**The input:**
*** Block opens ***

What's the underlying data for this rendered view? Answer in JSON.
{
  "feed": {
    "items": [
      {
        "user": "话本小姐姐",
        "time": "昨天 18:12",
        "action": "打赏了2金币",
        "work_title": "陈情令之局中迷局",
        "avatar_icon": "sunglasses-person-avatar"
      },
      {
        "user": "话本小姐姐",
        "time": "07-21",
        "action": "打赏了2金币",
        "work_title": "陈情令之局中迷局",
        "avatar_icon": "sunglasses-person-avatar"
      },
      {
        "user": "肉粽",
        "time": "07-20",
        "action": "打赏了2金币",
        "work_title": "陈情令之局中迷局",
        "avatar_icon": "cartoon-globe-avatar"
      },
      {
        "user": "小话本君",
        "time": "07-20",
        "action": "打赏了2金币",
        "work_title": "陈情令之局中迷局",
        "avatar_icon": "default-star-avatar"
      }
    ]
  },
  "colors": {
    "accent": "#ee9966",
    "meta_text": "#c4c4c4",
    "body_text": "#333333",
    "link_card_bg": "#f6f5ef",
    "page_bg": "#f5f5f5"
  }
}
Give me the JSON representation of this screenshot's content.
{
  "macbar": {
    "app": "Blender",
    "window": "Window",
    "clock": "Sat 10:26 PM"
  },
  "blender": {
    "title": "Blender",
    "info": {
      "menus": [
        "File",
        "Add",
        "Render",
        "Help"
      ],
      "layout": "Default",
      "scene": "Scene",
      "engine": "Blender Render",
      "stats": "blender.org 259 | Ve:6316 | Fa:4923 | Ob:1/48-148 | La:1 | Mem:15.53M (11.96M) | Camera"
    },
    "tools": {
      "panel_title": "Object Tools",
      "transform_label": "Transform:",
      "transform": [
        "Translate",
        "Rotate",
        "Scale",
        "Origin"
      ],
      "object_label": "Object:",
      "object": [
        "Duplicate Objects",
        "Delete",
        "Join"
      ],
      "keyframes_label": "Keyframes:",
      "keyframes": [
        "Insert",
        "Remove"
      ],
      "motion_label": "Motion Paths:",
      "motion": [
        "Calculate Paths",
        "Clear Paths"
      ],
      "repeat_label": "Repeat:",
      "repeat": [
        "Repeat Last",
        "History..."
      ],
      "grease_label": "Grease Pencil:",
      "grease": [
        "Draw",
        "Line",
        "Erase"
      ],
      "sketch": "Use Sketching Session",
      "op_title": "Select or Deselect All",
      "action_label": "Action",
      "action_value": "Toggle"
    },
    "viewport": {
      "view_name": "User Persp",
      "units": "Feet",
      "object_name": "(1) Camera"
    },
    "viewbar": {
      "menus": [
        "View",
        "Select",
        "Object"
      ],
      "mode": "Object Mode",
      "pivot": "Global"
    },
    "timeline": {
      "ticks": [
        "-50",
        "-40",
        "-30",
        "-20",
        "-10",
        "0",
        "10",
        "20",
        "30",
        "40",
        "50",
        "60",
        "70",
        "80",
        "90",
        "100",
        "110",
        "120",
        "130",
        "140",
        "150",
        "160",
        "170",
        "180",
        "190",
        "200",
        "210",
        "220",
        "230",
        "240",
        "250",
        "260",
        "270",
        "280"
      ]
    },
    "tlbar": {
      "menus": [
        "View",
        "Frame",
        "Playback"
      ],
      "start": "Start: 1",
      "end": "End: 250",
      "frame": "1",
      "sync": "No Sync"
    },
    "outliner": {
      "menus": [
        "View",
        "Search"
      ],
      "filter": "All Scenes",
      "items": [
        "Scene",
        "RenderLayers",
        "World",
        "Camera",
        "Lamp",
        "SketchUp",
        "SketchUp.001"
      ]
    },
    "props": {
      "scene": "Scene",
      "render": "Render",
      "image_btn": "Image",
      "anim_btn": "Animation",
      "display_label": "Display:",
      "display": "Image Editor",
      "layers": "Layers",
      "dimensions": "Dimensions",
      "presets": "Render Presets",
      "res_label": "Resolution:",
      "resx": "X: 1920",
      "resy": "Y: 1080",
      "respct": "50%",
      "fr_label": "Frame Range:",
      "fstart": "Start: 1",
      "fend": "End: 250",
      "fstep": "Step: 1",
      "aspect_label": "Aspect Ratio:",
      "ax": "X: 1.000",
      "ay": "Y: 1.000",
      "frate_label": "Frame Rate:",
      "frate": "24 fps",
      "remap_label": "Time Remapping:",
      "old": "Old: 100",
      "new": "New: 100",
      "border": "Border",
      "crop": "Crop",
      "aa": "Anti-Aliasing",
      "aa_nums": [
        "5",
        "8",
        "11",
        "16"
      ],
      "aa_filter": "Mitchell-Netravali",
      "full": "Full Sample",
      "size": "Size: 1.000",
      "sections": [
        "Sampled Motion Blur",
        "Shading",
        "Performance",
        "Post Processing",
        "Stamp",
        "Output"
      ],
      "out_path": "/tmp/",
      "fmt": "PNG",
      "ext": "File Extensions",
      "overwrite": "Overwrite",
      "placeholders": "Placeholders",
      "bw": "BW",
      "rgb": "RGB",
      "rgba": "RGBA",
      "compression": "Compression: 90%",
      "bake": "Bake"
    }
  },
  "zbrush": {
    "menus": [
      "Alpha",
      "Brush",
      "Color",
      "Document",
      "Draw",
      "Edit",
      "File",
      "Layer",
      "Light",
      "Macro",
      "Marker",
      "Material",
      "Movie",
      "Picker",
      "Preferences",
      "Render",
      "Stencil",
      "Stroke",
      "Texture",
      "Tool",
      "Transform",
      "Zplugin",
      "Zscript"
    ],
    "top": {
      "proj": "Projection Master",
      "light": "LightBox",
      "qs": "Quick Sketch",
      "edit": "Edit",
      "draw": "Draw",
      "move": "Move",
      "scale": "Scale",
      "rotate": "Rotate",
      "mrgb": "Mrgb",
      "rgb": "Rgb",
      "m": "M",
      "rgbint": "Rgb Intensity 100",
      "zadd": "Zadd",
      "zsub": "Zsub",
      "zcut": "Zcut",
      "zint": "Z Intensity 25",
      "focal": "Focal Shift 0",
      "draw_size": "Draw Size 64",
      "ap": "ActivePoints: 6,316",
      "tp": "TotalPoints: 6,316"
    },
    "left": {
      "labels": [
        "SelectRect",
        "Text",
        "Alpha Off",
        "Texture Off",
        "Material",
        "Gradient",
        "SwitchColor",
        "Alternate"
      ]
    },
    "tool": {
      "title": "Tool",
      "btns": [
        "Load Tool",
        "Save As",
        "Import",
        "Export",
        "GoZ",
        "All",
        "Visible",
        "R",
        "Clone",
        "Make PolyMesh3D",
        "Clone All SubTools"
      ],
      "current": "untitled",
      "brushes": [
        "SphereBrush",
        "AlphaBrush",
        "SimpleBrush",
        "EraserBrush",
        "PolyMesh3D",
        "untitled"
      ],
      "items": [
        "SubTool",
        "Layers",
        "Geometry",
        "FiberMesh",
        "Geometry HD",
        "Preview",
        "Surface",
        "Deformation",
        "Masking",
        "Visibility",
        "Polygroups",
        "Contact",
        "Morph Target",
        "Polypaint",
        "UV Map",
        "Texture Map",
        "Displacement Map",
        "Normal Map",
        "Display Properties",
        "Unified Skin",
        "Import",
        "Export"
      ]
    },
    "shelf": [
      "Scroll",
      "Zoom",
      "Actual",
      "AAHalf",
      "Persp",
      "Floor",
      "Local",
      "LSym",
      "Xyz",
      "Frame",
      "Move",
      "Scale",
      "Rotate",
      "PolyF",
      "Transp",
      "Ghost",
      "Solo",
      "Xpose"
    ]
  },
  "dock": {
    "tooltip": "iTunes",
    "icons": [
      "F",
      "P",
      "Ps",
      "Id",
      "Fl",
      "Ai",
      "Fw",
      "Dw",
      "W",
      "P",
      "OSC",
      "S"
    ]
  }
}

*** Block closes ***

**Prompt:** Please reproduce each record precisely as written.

**Task response:**
What's the underlying data for this rendered view? Answer in JSON.
{
  "feed": {
    "items": [
      {
        "user": "话本小姐姐",
        "time": "昨天 18:12",
        "action": "打赏了2金币",
        "work_title": "陈情令之局中迷局",
        "avatar_icon": "sunglasses-person-avatar"
      },
      {
        "user": "话本小姐姐",
        "time": "07-21",
        "action": "打赏了2金币",
        "work_title": "陈情令之局中迷局",
        "avatar_icon": "sunglasses-person-avatar"
      },
      {
        "user": "肉粽",
        "time": "07-20",
        "action": "打赏了2金币",
        "work_title": "陈情令之局中迷局",
        "avatar_icon": "cartoon-globe-avatar"
      },
      {
        "user": "小话本君",
        "time": "07-20",
        "action": "打赏了2金币",
        "work_title": "陈情令之局中迷局",
        "avatar_icon": "default-star-avatar"
      }
    ]
  },
  "colors": {
    "accent": "#ee9966",
    "meta_text": "#c4c4c4",
    "body_text": "#333333",
    "link_card_bg": "#f6f5ef",
    "page_bg": "#f5f5f5"
  }
}
Give me the JSON representation of this screenshot's content.
{
  "macbar": {
    "app": "Blender",
    "window": "Window",
    "clock": "Sat 10:26 PM"
  },
  "blender": {
    "title": "Blender",
    "info": {
      "menus": [
        "File",
        "Add",
        "Render",
        "Help"
      ],
      "layout": "Default",
      "scene": "Scene",
      "engine": "Blender Render",
      "stats": "blender.org 259 | Ve:6316 | Fa:4923 | Ob:1/48-148 | La:1 | Mem:15.53M (11.96M) | Camera"
    },
    "tools": {
      "panel_title": "Object Tools",
      "transform_label": "Transform:",
      "transform": [
        "Translate",
        "Rotate",
        "Scale",
        "Origin"
      ],
      "object_label": "Object:",
      "object": [
        "Duplicate Objects",
        "Delete",
        "Join"
      ],
      "keyframes_label": "Keyframes:",
      "keyframes": [
        "Insert",
        "Remove"
      ],
      "motion_label": "Motion Paths:",
      "motion": [
        "Calculate Paths",
        "Clear Paths"
      ],
      "repeat_label": "Repeat:",
      "repeat": [
        "Repeat Last",
        "History..."
      ],
      "grease_label": "Grease Pencil:",
      "grease": [
        "Draw",
        "Line",
        "Erase"
      ],
      "sketch": "Use Sketching Session",
      "op_title": "Select or Deselect All",
      "action_label": "Action",
      "action_value": "Toggle"
    },
    "viewport": {
      "view_name": "User Persp",
      "units": "Feet",
      "object_name": "(1) Camera"
    },
    "viewbar": {
      "menus": [
        "View",
        "Select",
        "Object"
      ],
      "mode": "Object Mode",
      "pivot": "Global"
    },
    "timeline": {
      "ticks": [
        "-50",
        "-40",
        "-30",
        "-20",
        "-10",
        "0",
        "10",
        "20",
        "30",
        "40",
        "50",
        "60",
        "70",
        "80",
        "90",
        "100",
        "110",
        "120",
        "130",
        "140",
        "150",
        "160",
        "170",
        "180",
        "190",
        "200",
        "210",
        "220",
        "230",
        "240",
        "250",
        "260",
        "270",
        "280"
      ]
    },
    "tlbar": {
      "menus": [
        "View",
        "Frame",
        "Playback"
      ],
      "start": "Start: 1",
      "end": "End: 250",
      "frame": "1",
      "sync": "No Sync"
    },
    "outliner": {
      "menus": [
        "View",
        "Search"
      ],
      "filter": "All Scenes",
      "items": [
        "Scene",
        "RenderLayers",
        "World",
        "Camera",
        "Lamp",
        "SketchUp",
        "SketchUp.001"
      ]
    },
    "props": {
      "scene": "Scene",
      "render": "Render",
      "image_btn": "Image",
      "anim_btn": "Animation",
      "display_label": "Display:",
      "display": "Image Editor",
      "layers": "Layers",
      "dimensions": "Dimensions",
      "presets": "Render Presets",
      "res_label": "Resolution:",
      "resx": "X: 1920",
      "resy": "Y: 1080",
      "respct": "50%",
      "fr_label": "Frame Range:",
      "fstart": "Start: 1",
      "fend": "End: 250",
      "fstep": "Step: 1",
      "aspect_label": "Aspect Ratio:",
      "ax": "X: 1.000",
      "ay": "Y: 1.000",
      "frate_label": "Frame Rate:",
      "frate": "24 fps",
      "remap_label": "Time Remapping:",
      "old": "Old: 100",
      "new": "New: 100",
      "border": "Border",
      "crop": "Crop",
      "aa": "Anti-Aliasing",
      "aa_nums": [
        "5",
        "8",
        "11",
        "16"
      ],
      "aa_filter": "Mitchell-Netravali",
      "full": "Full Sample",
      "size": "Size: 1.000",
      "sections": [
        "Sampled Motion Blur",
        "Shading",
        "Performance",
        "Post Processing",
        "Stamp",
        "Output"
      ],
      "out_path": "/tmp/",
      "fmt": "PNG",
      "ext": "File Extensions",
      "overwrite": "Overwrite",
      "placeholders": "Placeholders",
      "bw": "BW",
      "rgb": "RGB",
      "rgba": "RGBA",
      "compression": "Compression: 90%",
      "bake": "Bake"
    }
  },
  "zbrush": {
    "menus": [
      "Alpha",
      "Brush",
      "Color",
      "Document",
      "Draw",
      "Edit",
      "File",
      "Layer",
      "Light",
      "Macro",
      "Marker",
      "Material",
      "Movie",
      "Picker",
      "Preferences",
      "Render",
      "Stencil",
      "Stroke",
      "Texture",
      "Tool",
      "Transform",
      "Zplugin",
      "Zscript"
    ],
    "top": {
      "proj": "Projection Master",
      "light": "LightBox",
      "qs": "Quick Sketch",
      "edit": "Edit",
      "draw": "Draw",
      "move": "Move",
      "scale": "Scale",
      "rotate": "Rotate",
      "mrgb": "Mrgb",
      "rgb": "Rgb",
      "m": "M",
      "rgbint": "Rgb Intensity 100",
      "zadd": "Zadd",
      "zsub": "Zsub",
      "zcut": "Zcut",
      "zint": "Z Intensity 25",
      "focal": "Focal Shift 0",
      "draw_size": "Draw Size 64",
      "ap": "ActivePoints: 6,316",
      "tp": "TotalPoints: 6,316"
    },
    "left": {
      "labels": [
        "SelectRect",
        "Text",
        "Alpha Off",
        "Texture Off",
        "Material",
        "Gradient",
        "SwitchColor",
        "Alternate"
      ]
    },
    "tool": {
      "title": "Tool",
      "btns": [
        "Load Tool",
        "Save As",
        "Import",
        "Export",
        "GoZ",
        "All",
        "Visible",
        "R",
        "Clone",
        "Make PolyMesh3D",
        "Clone All SubTools"
      ],
      "current": "untitled",
      "brushes": [
        "SphereBrush",
        "AlphaBrush",
        "SimpleBrush",
        "EraserBrush",
        "PolyMesh3D",
        "untitled"
      ],
      "items": [
        "SubTool",
        "Layers",
        "Geometry",
        "FiberMesh",
        "Geometry HD",
        "Preview",
        "Surface",
        "Deformation",
        "Masking",
        "Visibility",
        "Polygroups",
        "Contact",
        "Morph Target",
        "Polypaint",
        "UV Map",
        "Texture Map",
        "Displacement Map",
        "Normal Map",
        "Display Properties",
        "Unified Skin",
        "Import",
        "Export"
      ]
    },
    "shelf": [
      "Scroll",
      "Zoom",
      "Actual",
      "AAHalf",
      "Persp",
      "Floor",
      "Local",
      "LSym",
      "Xyz",
      "Frame",
      "Move",
      "Scale",
      "Rotate",
      "PolyF",
      "Transp",
      "Ghost",
      "Solo",
      "Xpose"
    ]
  },
  "dock": {
    "tooltip": "iTunes",
    "icons": [
      "F",
      "P",
      "Ps",
      "Id",
      "Fl",
      "Ai",
      "Fw",
      "Dw",
      "W",
      "P",
      "OSC",
      "S"
    ]
  }
}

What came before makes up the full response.